Damon Runyon (1884-1946). A journalist and short-story writer, best remembered for his colourful tales of Broadway and for the distinctive style of his prose, commonly termed Runyonese.

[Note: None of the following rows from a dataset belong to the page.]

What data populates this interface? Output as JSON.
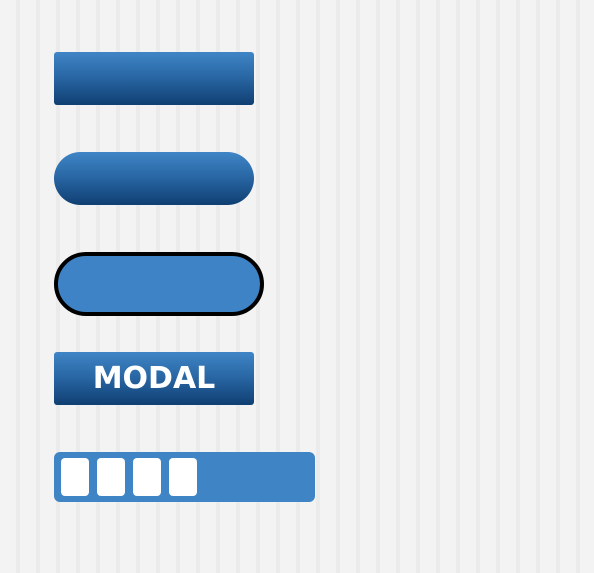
{
  "buttons": {
    "rect_button": {
      "label": ""
    },
    "pill_button": {
      "label": ""
    },
    "outline_pill_button": {
      "label": ""
    },
    "modal_button": {
      "label": "MODAL"
    }
  },
  "progress": {
    "filled_blocks": 4,
    "fraction": 0.45
  },
  "colors": {
    "button_gradient_top": "#3f85c6",
    "button_gradient_bottom": "#0f3f72",
    "button_flat": "#3d83c5",
    "outline": "#000000",
    "progress_block": "#ffffff",
    "background": "#f1f1f1"
  }
}
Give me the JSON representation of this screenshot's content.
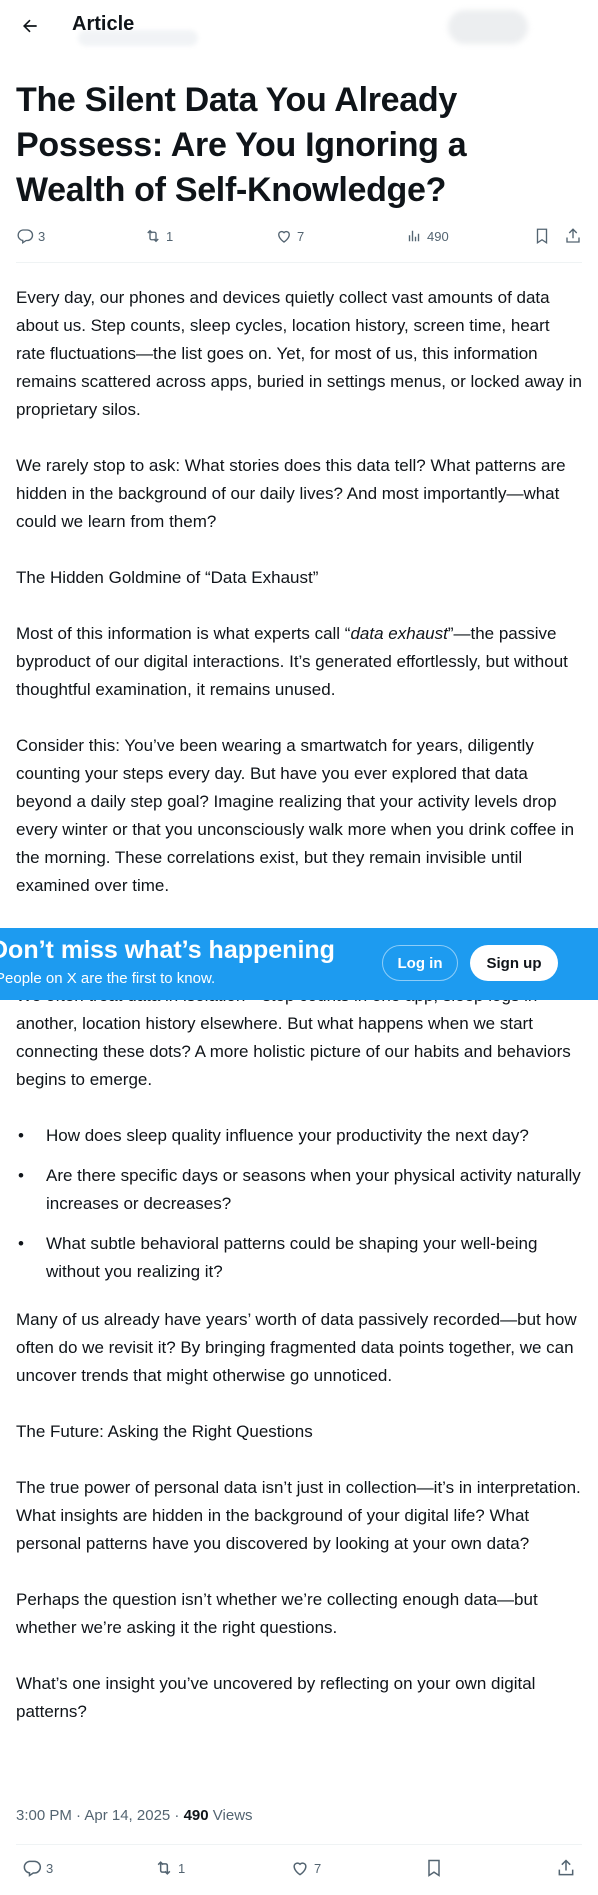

Alfred Damon Runyon was born in 1884 at Manhattan, Kansas, the son of a printer. He grew up in Colorado and in his adolescence he wrote articles for the local newspapers. At the age of fourteen he enlisted in the Spanish-American War and served in the Philippines. He returned home in 1900 and worked on numerous newspapers in Colorado Springs, Denver and San Francisco, before getting the job of sportswriter for the New York American in 1911. During the First World War he became a war correspondent for the Hearst newspapers, with whom he continued as a columnist after the war. Runyon's stories are highly original and lively evocations of Broadway low-life and the New York sporting scene. They are light-hearted vignettes, peppered with Broadway slang and with 'types' rather than individuals, who have hearts of gold, but very little brain power. Initially collected in Guys and Dolls (1932), his other collections of stories include Blue Plate Special (1934) and Take It Easy (1938). He also wrote a comedy play, with Howard Lindsay, entitled A Slight Case of Murder (1935). Damon Runyon died in 1946.